We’ve had an interesting last couple of Sunday’s and setlists. For normal worship service, we’ve had to pretty much hope everyone can remember old stuff– face it, its the holidays and we can’t get together to practice. We have to pull it together!!
Amazingly enough, soundchecks went PERFECT (thanks baby Jesus) and the songs picked were slightly older, but enough time had passed where people wanted to hear them again. And interesting for me was the fact that for first service I play an interesting combo of lead/rhythm, whilst the 2nd and 3rd its all lead. The first service I am guaranteed the piano/keyboard and drummer. There is a bass/rhythm acoustic but I usually can’t have both. So I pull the weight of whoever is not there. If that makes sense…
1) no acoustic: play more strums, more natural chords.
2) no bass: more bassy notes, bass-like riffs, power chords attenuating the bass changes.
Which leads me to the point of the blog:
Today I realize I have 3 main pick styles I swap back and forth between during sets. And each pick has a different reason/role in the band setting.
1)Dunlop Tortex “Yellows”

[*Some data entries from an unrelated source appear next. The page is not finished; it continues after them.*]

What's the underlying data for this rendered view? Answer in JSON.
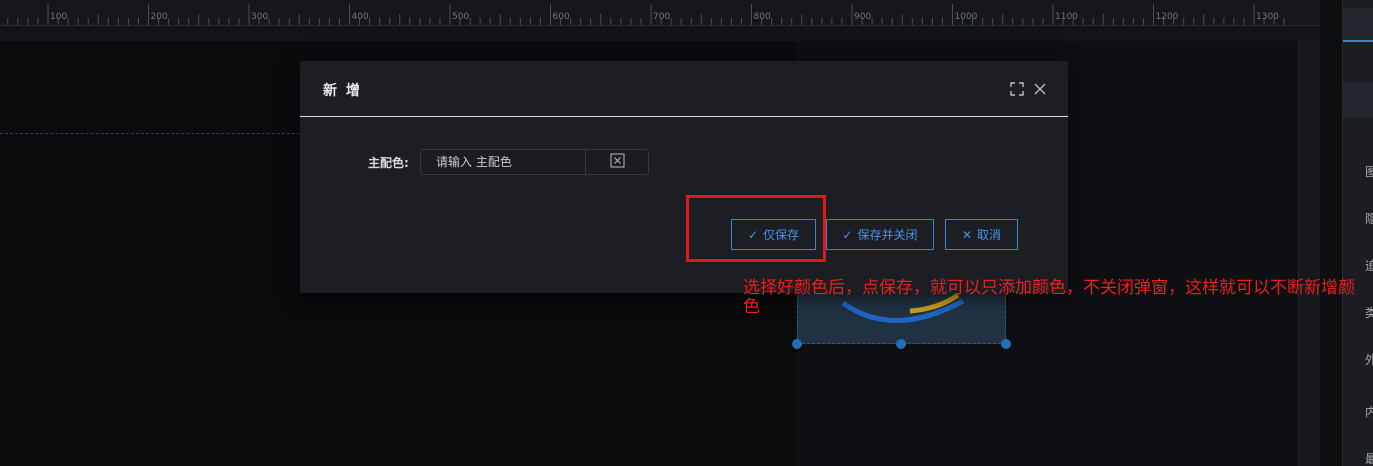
{
  "ruler": {
    "marks": [
      "100",
      "200",
      "300",
      "400",
      "500",
      "600",
      "700",
      "800",
      "900",
      "1000",
      "1100",
      "1200",
      "1300"
    ]
  },
  "right_panel": {
    "labels": [
      "图",
      "隐",
      "追",
      "类",
      "外",
      "内",
      "最"
    ]
  },
  "dialog": {
    "title": "新 增",
    "fullscreen_icon": "fullscreen-icon",
    "close_icon": "close-icon",
    "field_label": "主配色:",
    "field_placeholder": "请输入 主配色",
    "clear_icon": "clear-box-icon",
    "buttons": {
      "save_only": "仅保存",
      "save_close": "保存并关闭",
      "cancel": "取消"
    }
  },
  "annotation": "选择好颜色后，点保存，就可以只添加颜色，不关闭弹窗，这样就可以不断新增颜色",
  "colors": {
    "accent": "#3b82d6",
    "highlight": "#e0181b",
    "background": "#0b0b0d",
    "dialog": "#1c1e24"
  }
}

This has been my old “stand-by” pick. Its fairly stiff, but has a hint of elasticity to strums and hard riffs. It all depends on how you hold it. Hold closer to the tip and it won’t bend much- very stiff. Hold closer to the wide base and it has a nice string attack when playing, like on an acoustic.
I use these when I have to fill for the acoustic; for when my electric play is taking acoustic-type rhythms. Or for when I play 1/2 lead and 1/2 natural chord rhythms. (ex: Holy is the Lord- Chris Tomlin– light lead riffs for verses, chord for verses).
2) Dunlop Jazz III picks
These guys are awesome for speed, firm riffing, delayed dotted eighth riffs and light strums. Now, these are the favorite of many hardcore guitarists’ selections, so many may not 100% agree with me here. Most of these guys use this pick, and ONLY this pick for everything. Me– I can’t strum so well with this. I can get about 4 strings. If I try for all 6, I usually hit my fingers or drop the thing. But thats no problem: in my philosophy of electric playing, you should play on top of the bassline, and rhythm. So for playing a power chord, or a triad mid neck on the first 3 strings- no problem! You can hit it fast and accurately. I mainly use these when my role is straight lead.
3) Dunlop Nylon pick (bendy, with those little notches on them)
Okay, I do not use these as you would a standard pick. I actually hold these upside down. (A few of you know where I’m going with this) In a study of techniques from guitar GENIUS “The Edge” (or AWESOME as I call him), one finds out that this gentleman has been using his Herdim (brand name) picks for years. They have all these little bumps on the top, much like the Dunlop pictured. The Edge attributes his workings to being self taught and having never been told HOW to hold a pick- so he held it in what he thought was the most logical way. That is, by the point, so the wider area could hit the strings as that was the most surface hitting the strings for the loudest sounds. But as fate would have it– those little bumps all hit the strings too, and sometimes unevenly. This produces a drag, and string friction. The end product is light, chimey harmonics. Try it- its noticable. Not everyone will hear it, but its there. Our pianist heard it, our bass player and drummer did not….
I use this when I mainly am playing the chimey Tomlin-esqe parts for the ‘cheese’ songs (like Holy is the Lord etc.. y’know, the same ol’ same ol’ Tomlin pattern). Or if we are doing a U2 type feel song (Matt Redman’s live version of Blessed Be Your Name). Awesome.
In closing, if you are not happy with your overal tone, first change your strings. After that, find a new pick. I believe the pick and pick attack define your sound as much as your guitar and strings you use. More than your new Tim Overdrive, or Zendrive, or Boss SD1. And they are cheap!! Spend 5 bucks and buy all sorts of picks and see if you can cop some sounds that you would never have heard otherwise.
Then in direct contradiction to the above: realize that the normal layman can’t tell the difference in the sounds created by different picks. I’ve only met a couple who know the difference between Analog Delay and Digital Delay, and they preferred the Digi sound (GASP!).
But whatever makes YOU happy!
Do you guys have favorite picks for different roles as a guitarist?